START DATASET EXTRACT

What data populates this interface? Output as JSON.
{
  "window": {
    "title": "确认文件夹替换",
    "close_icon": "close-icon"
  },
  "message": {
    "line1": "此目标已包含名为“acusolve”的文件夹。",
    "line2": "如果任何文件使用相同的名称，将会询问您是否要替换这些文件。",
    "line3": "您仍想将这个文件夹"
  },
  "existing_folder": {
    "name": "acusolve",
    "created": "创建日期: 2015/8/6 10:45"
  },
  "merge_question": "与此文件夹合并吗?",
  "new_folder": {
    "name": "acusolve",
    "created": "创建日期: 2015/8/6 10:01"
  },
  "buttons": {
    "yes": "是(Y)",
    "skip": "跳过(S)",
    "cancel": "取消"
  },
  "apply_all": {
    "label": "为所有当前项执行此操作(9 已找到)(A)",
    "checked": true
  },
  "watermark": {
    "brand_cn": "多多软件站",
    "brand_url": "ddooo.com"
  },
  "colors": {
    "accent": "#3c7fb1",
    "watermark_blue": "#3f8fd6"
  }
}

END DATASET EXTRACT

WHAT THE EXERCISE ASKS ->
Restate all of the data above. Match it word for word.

RESULT OF THIS EXERCISE ->
What data populates this interface? Output as JSON.
{
  "window": {
    "title": "确认文件夹替换",
    "close_icon": "close-icon"
  },
  "message": {
    "line1": "此目标已包含名为“acusolve”的文件夹。",
    "line2": "如果任何文件使用相同的名称，将会询问您是否要替换这些文件。",
    "line3": "您仍想将这个文件夹"
  },
  "existing_folder": {
    "name": "acusolve",
    "created": "创建日期: 2015/8/6 10:45"
  },
  "merge_question": "与此文件夹合并吗?",
  "new_folder": {
    "name": "acusolve",
    "created": "创建日期: 2015/8/6 10:01"
  },
  "buttons": {
    "yes": "是(Y)",
    "skip": "跳过(S)",
    "cancel": "取消"
  },
  "apply_all": {
    "label": "为所有当前项执行此操作(9 已找到)(A)",
    "checked": true
  },
  "watermark": {
    "brand_cn": "多多软件站",
    "brand_url": "ddooo.com"
  },
  "colors": {
    "accent": "#3c7fb1",
    "watermark_blue": "#3f8fd6"
  }
}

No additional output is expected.